Cost-Aware Resource Management for Decentralized Internet Services
Decentralized network services, such as naming systems, content distribution networks, and publish-subscribe systems, play an increasingly critical role and are required to provide high performance, low latency service, achieve high availability in the presence of network and node failures, and handle a large volume of users. Judicious utilization of expensive system resources, such as memory space, network bandwidth, and number of machines, is fundamental to achieving the above properties. Yet, current network services typically rely on less-informed, heuristic-based techniques to manage scarce resources, and often fall short of expectations. This thesis presents a principled approach for building high performance, robust, and scalable network services.
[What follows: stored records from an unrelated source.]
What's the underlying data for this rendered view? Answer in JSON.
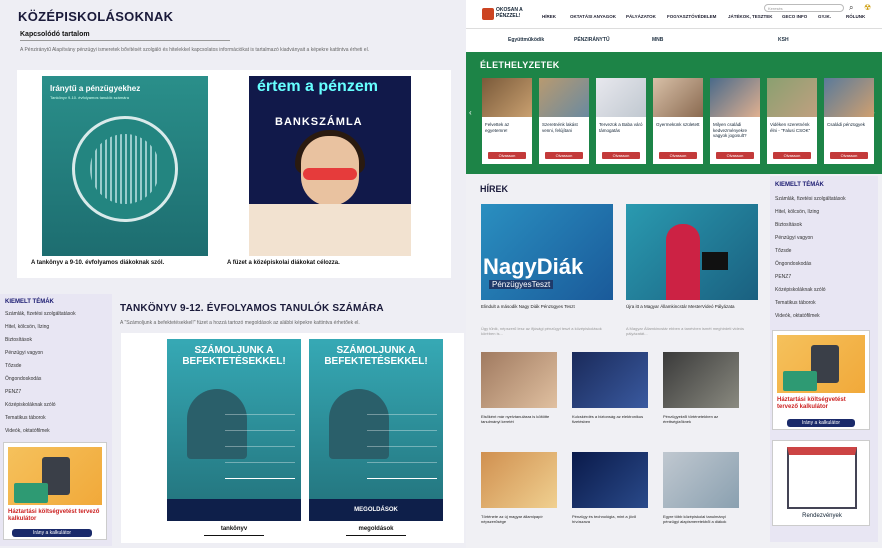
{
  "left": {
    "title": "KÖZÉPISKOLÁSOKNAK",
    "related_heading": "Kapcsolódó tartalom",
    "intro": "A Pénziránytű Alapítvány pénzügyi ismeretek bővítését szolgáló és hitelekkel kapcsolatos információkat is tartalmazó kiadványait a képekre kattintva érheti el.",
    "book1": {
      "title": "Iránytű a pénzügyekhez",
      "subtitle": "Tankönyv 9-10. évfolyamos tanulók számára",
      "caption": "A tankönyv a 9-10. évfolyamos diákoknak szól."
    },
    "book2": {
      "title": "értem a pénzem",
      "word": "BANKSZÁMLA",
      "brand": "PÉNZIRÁNYTŰ",
      "caption": "A füzet a középiskolai diákokat célozza."
    },
    "section2_title": "TANKÖNYV 9-12. ÉVFOLYAMOS TANULÓK SZÁMÁRA",
    "section2_intro": "A \"Számoljunk a befektetésekkel!\" füzet a hozzá tartozó megoldások az alábbi képekre kattintva érhetőek el.",
    "tb1": {
      "top": "SZÁMOLJUNK A BEFEKTETÉSEKKEL!",
      "label": "",
      "caption": "tankönyv"
    },
    "tb2": {
      "top": "SZÁMOLJUNK A BEFEKTETÉSEKKEL!",
      "label": "MEGOLDÁSOK",
      "caption": "megoldások"
    }
  },
  "sidebar": {
    "title": "KIEMELT TÉMÁK",
    "items": [
      "Számlák, fizetési szolgáltatások",
      "Hitel, kölcsön, lízing",
      "Biztosítások",
      "Pénzügyi vagyon",
      "Tőzsde",
      "Öngondoskodás",
      "PENZ7",
      "Középiskoláknak szóló",
      "Tematikus táborok",
      "Videók, oktatófilmek"
    ],
    "calc_title": "Háztartási költségvetést tervező kalkulátor",
    "calc_button": "Irány a kalkulátor"
  },
  "site": {
    "logo": "OKOSAN A PÉNZZEL!",
    "nav": [
      "HÍREK",
      "OKTATÁSI ANYAGOK",
      "PÁLYÁZATOK",
      "FOGYASZTÓVÉDELEM",
      "JÁTÉKOK, TESZTEK",
      "GECO INFO",
      "GY.IK.",
      "RÓLUNK"
    ],
    "search_placeholder": "Keresés",
    "partners": [
      "Együttműködik",
      "PÉNZIRÁNYTŰ",
      "MNB",
      "",
      "KSH",
      "",
      ""
    ]
  },
  "life": {
    "title": "ÉLETHELYZETEK",
    "cards": [
      {
        "text": "Felvettek az egyetemre!",
        "button": "Olvasson"
      },
      {
        "text": "Szeretnénk lakást venni, felújítani",
        "button": "Olvasson"
      },
      {
        "text": "Tervezük a Baba váró támogatás",
        "button": "Olvasson"
      },
      {
        "text": "Gyermekünk született",
        "button": "Olvasson"
      },
      {
        "text": "Milyen családi kedvezményekre vagyok jogosult?",
        "button": "Olvasson"
      },
      {
        "text": "Vidéken szeretnénk élni - \"Falusi CSOK\"",
        "button": "Olvasson"
      },
      {
        "text": "Családi pénzügyek",
        "button": "Olvasson"
      }
    ]
  },
  "news": {
    "title": "HÍREK",
    "big": [
      {
        "overlay": "NagyDiák",
        "sub": "PénzügyesTeszt",
        "title": "Elindult a második Nagy Diák Pénzügyes Teszt",
        "desc": "Úgy tűnik, népszerű lesz az ifjúsági pénzügyi teszt a középiskolások körében is..."
      },
      {
        "overlay": "",
        "sub": "",
        "title": "Újra itt a Magyar Államkincstár MesterVideó Pályázata",
        "desc": "A Magyar Államkincstár ebben a tanévben ismét meghirdeti videós pályázatát..."
      }
    ],
    "small": [
      {
        "title": "Elsőként már nyelvtanulásra is költötte tanulmányi keretét"
      },
      {
        "title": "Kulcskérdés a biztonság az elektronikus fizetésben"
      },
      {
        "title": "Pénzügyekről történetekben az érettségizőknek"
      },
      {
        "title": "Története az új magyar államipapír népszerűsége"
      },
      {
        "title": "Pénzügy és technológia, mint a jövő hívószava"
      },
      {
        "title": "Egyre több középiskolai tanulmányi pénzügyi alapismeretekből a diákok"
      }
    ],
    "calendar_caption": "Rendezvények"
  }
}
The key contribution of this thesis is to show that resolving the fundamental cost-benefit tradeoff between resource consumption and performance through mathematical optimization is practical in large-scale distributed systems, and enables decentralized network services to meet efficiently system-wide performance goals. This thesis presents a practical approach for resource management in three stages: analytically model the cost-benefit tradeoff as a constrained optimization problem, determine a near-optimal resource allocation strategy on the fly, and enforce the derived strategy through light-weight, decentralized mechanisms. It builds on self-organizing structured overlays, which provide failure resilience and scalability, and complements them with stronger performance guarantees and robustness under sudden changes in workload. This work enables applications to meet system-wide performance targets, such as low average response times, high cache hit rates, and small update dissemination times with low resource consumption. Alternatively, applications can make the maximum use of available resources, such as storage and bandwidth, and derive large gains in performance. I have implemented an extensible framework called Honeycomb to perform cost-aware resource management on structured overlays based on the above approach and built three critical network services using it. These services consist of a new name system for the Internet called CoDoNS that distributes data associated with domain names, an open-access content distribution network called CobWeb that caches web content for faster access by users, and an online information monitoring system called Corona that notifies users about changes to web pages. Simulations and performance measurements from a planetary-scale deployment show that these services provide unprecedented performance improvement over the current state of the art.
Computer Science; Distributed Systems
dissertation or thesis